Walter Donaldson (snooker player)
|This article does not cite any references or sources. (March 2008)|
|Born||4 January 1907|
|Highest break||142 (1946)|
|World Champion||1947, 1950|
Born in Coatbridge, North Lanarkshire, he was the first Scottish-born player to make a mark in the world of snooker. He was considered one of the greatest long potters of all time and was regarded as a great grafter, who never gave up when he appeared to be in a hopeless situation.
He won the National Under-16 Billiards Championship in 1922 at the age of 15 and then turned professional the following year.
He did not enter the world championships until 1933 when he lost in the semi-finals to the great Joe Davis. He missed the next few championships but came back in 1939 and reached the quarter-finals and went to the semi-finals the next year. The championship was then suspended for the remainder of the war, in which he served on the front line as Royal Signals Sergeant.

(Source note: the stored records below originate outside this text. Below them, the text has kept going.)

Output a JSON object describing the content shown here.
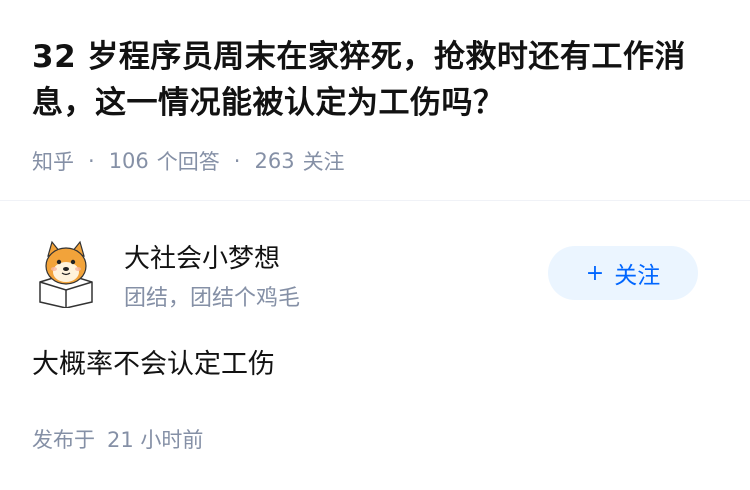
{
  "question": {
    "title": "32 岁程序员周末在家猝死，抢救时还有工作消息，这一情况能被认定为工伤吗？",
    "source": "知乎",
    "answer_count": "106",
    "answer_label": "个回答",
    "follower_count": "263",
    "follower_label": "关注"
  },
  "author": {
    "name": "大社会小梦想",
    "bio": "团结，团结个鸡毛",
    "avatar_icon": "shiba-dog-avatar-icon"
  },
  "follow_button": {
    "plus": "+",
    "label": "关注"
  },
  "answer": {
    "content": "大概率不会认定工伤",
    "publish_prefix": "发布于",
    "publish_time": "21 小时前"
  },
  "colors": {
    "text_primary": "#121212",
    "text_secondary": "#8590a6",
    "accent": "#0066ff",
    "button_bg": "#ebf5ff"
  }
}
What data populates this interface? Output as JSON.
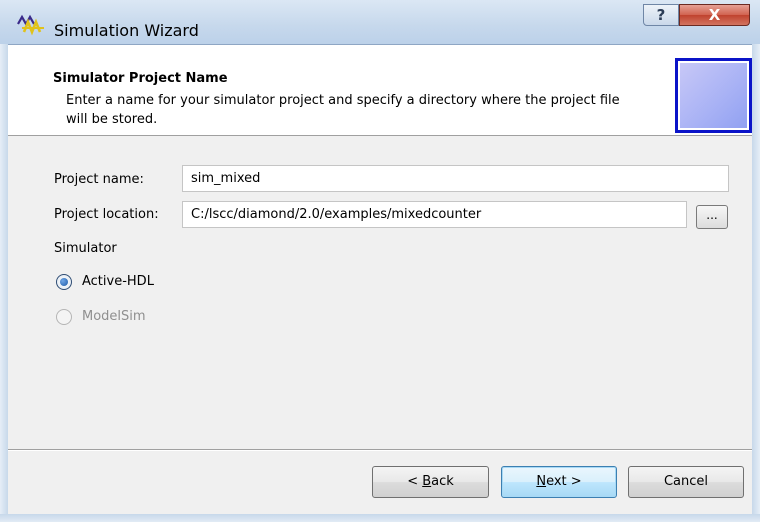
{
  "window": {
    "title": "Simulation Wizard",
    "help_glyph": "?",
    "close_glyph": "X"
  },
  "header": {
    "title": "Simulator Project Name",
    "description": "Enter a name for your simulator project and specify a directory where the project file will be stored."
  },
  "form": {
    "project_name_label": "Project name:",
    "project_name_value": "sim_mixed",
    "project_location_label": "Project location:",
    "project_location_value": "C:/lscc/diamond/2.0/examples/mixedcounter",
    "browse_label": "...",
    "simulator_label": "Simulator",
    "simulators": [
      {
        "label": "Active-HDL",
        "selected": true,
        "enabled": true
      },
      {
        "label": "ModelSim",
        "selected": false,
        "enabled": false
      }
    ]
  },
  "buttons": {
    "back_prefix": "< ",
    "back_mnemonic": "B",
    "back_rest": "ack",
    "next_mnemonic": "N",
    "next_rest": "ext >",
    "cancel": "Cancel"
  },
  "colors": {
    "title_bar": "#c6d8ec",
    "close_button": "#c0422e",
    "logo_border": "#0b14c8",
    "dialog_bg": "#f0f0f0",
    "default_button": "#bee6fd"
  }
}
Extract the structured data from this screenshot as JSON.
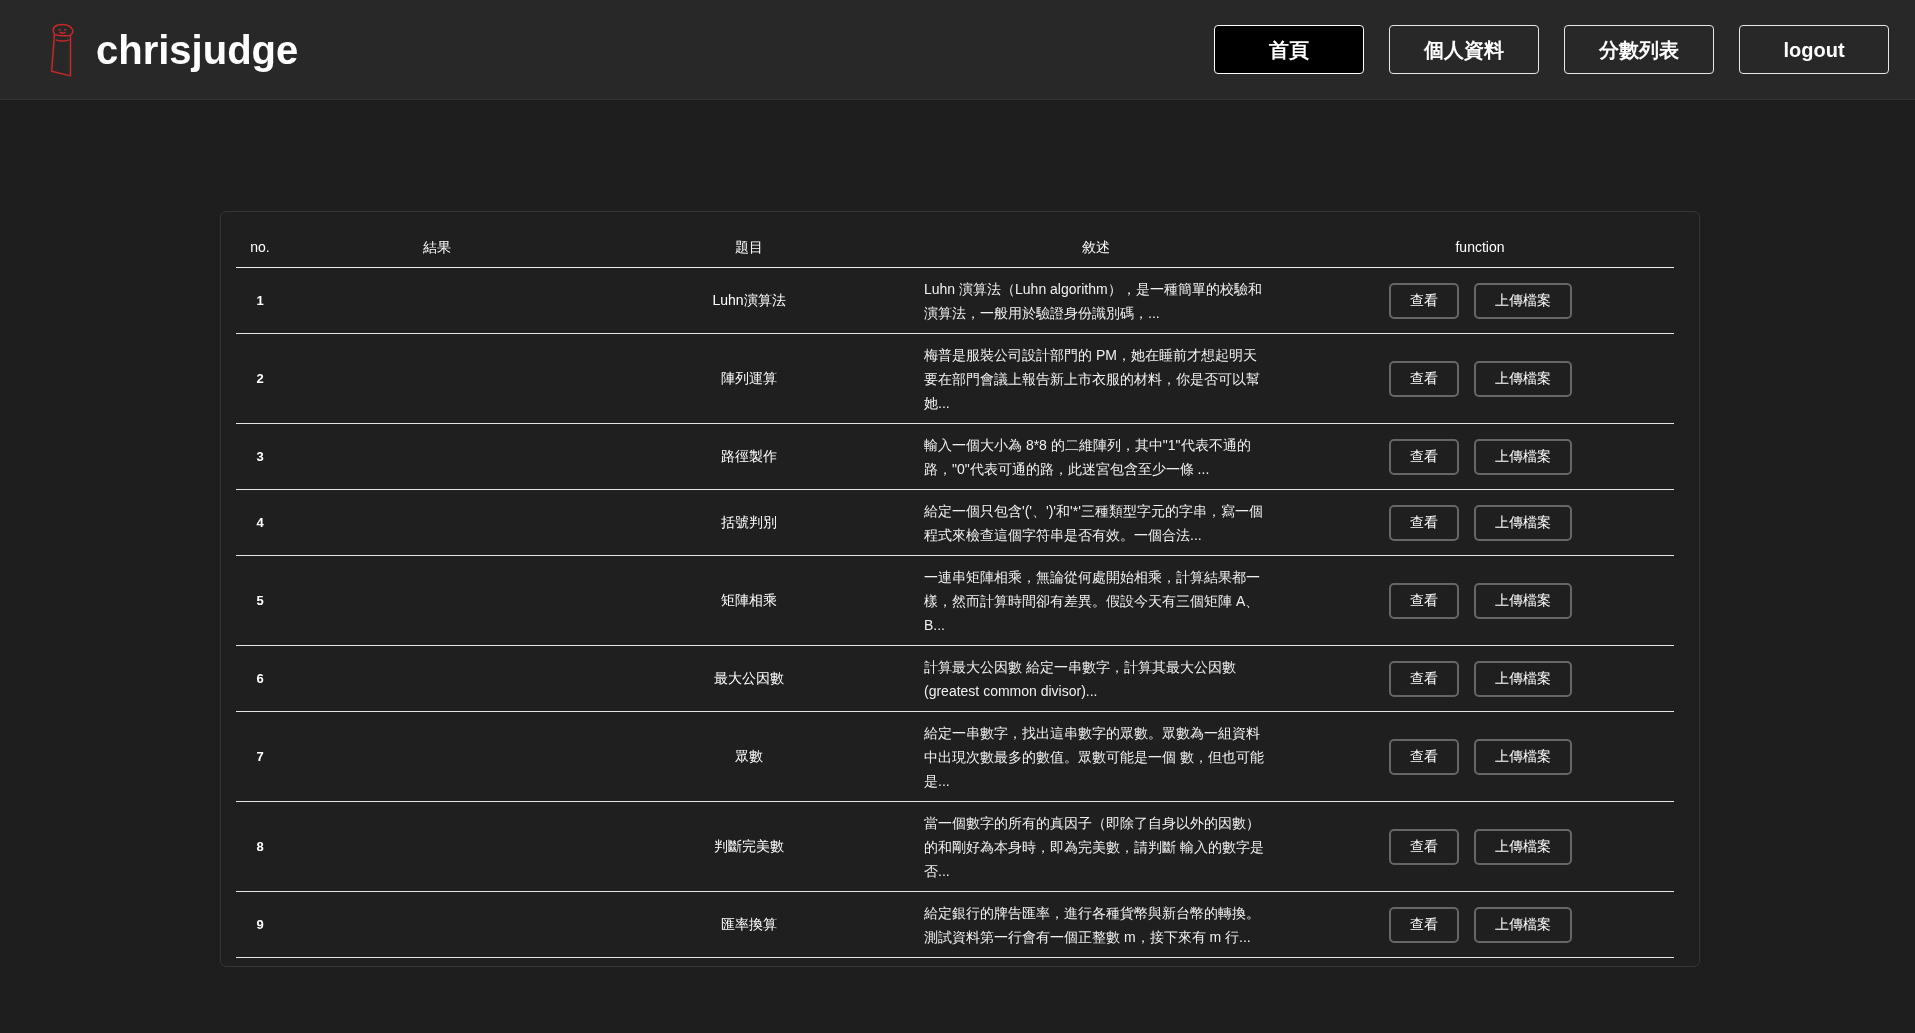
{
  "header": {
    "brand": "chrisjudge",
    "nav": [
      {
        "label": "首頁",
        "selected": true
      },
      {
        "label": "個人資料",
        "selected": false
      },
      {
        "label": "分數列表",
        "selected": false
      },
      {
        "label": "logout",
        "selected": false
      }
    ]
  },
  "table": {
    "columns": [
      "no.",
      "結果",
      "題目",
      "敘述",
      "function"
    ],
    "rows": [
      {
        "no": "1",
        "title": "Luhn演算法",
        "description": "Luhn 演算法（Luhn algorithm），是一種簡單的校驗和演算法，一般用於驗證身份識別碼，...",
        "actions": [
          "查看",
          "上傳檔案"
        ]
      },
      {
        "no": "2",
        "title": "陣列運算",
        "description": "梅普是服裝公司設計部門的 PM，她在睡前才想起明天要在部門會議上報告新上市衣服的材料，你是否可以幫她...",
        "actions": [
          "查看",
          "上傳檔案"
        ]
      },
      {
        "no": "3",
        "title": "路徑製作",
        "description": "輸入一個大小為 8*8 的二維陣列，其中\"1\"代表不通的路，\"0\"代表可通的路，此迷宮包含至少一條 ...",
        "actions": [
          "查看",
          "上傳檔案"
        ]
      },
      {
        "no": "4",
        "title": "括號判別",
        "description": "給定一個只包含'('、')'和'*'三種類型字元的字串，寫一個程式來檢查這個字符串是否有效。一個合法...",
        "actions": [
          "查看",
          "上傳檔案"
        ]
      },
      {
        "no": "5",
        "title": "矩陣相乘",
        "description": "一連串矩陣相乘，無論從何處開始相乘，計算結果都一樣，然而計算時間卻有差異。假設今天有三個矩陣 A、B...",
        "actions": [
          "查看",
          "上傳檔案"
        ]
      },
      {
        "no": "6",
        "title": "最大公因數",
        "description": "計算最大公因數 給定一串數字，計算其最大公因數(greatest common divisor)...",
        "actions": [
          "查看",
          "上傳檔案"
        ]
      },
      {
        "no": "7",
        "title": "眾數",
        "description": "給定一串數字，找出這串數字的眾數。眾數為一組資料中出現次數最多的數值。眾數可能是一個 數，但也可能是...",
        "actions": [
          "查看",
          "上傳檔案"
        ]
      },
      {
        "no": "8",
        "title": "判斷完美數",
        "description": "當一個數字的所有的真因子（即除了自身以外的因數）的和剛好為本身時，即為完美數，請判斷 輸入的數字是否...",
        "actions": [
          "查看",
          "上傳檔案"
        ]
      },
      {
        "no": "9",
        "title": "匯率換算",
        "description": "給定銀行的牌告匯率，進行各種貨幣與新台幣的轉換。測試資料第一行會有一個正整數 m，接下來有 m 行...",
        "actions": [
          "查看",
          "上傳檔案"
        ]
      }
    ]
  }
}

The championship resumed in 1946, with Joe Davis winning again. He then retired from professional play, leaving Walter, Joe's younger brother Fred, and Horace Lindrum vying for the number one position. Walter shortly afterwards set a new world record for the highest professional break, 142, and, to the surprise of many, won the 1947 Championship, beating Lindrum in the semi-final and Fred Davis 82-63 in the final.
This was the first of eight consecutive finals, from 1947 to 1954, featuring the two players, but Walter only won one more title, in 1950. After the 1954 final, with snooker's popularity in decline, he retired from professional play, famously converting his snooker room into a cowshed and breaking up the slates from the table to make crazy paving.
His name could be found on series of snooker cues on sale until the late sixties and he was featured in the Joe Davis book Advanced Snooker.
He died at his home in Buckinghamshire in 1973.
In 2012 Walter was inducted into the World Snooker Hall of Fame as recognition for his two World Championship victories.
- World Professional Snooker Champion, 1947, 1950
- World Championship runner-up, 1948, 1949, 1951, 1952*, 1953*, 1954*
- UK Under 16 Billiards Champion, 1922
(*Between 1952 and 1957 the official world championship was not contested but the World Professional Match-Play Championship, held during those years following a dispute with the governing body, is generally regarded as the world championship by most followers of the game.)
|This biographical article relating to snooker in the United Kingdom is a stub. You can help Wikipedia by expanding it.|
|This biographical article relating to sport in Scotland is a stub. You can help Wikipedia by expanding it.|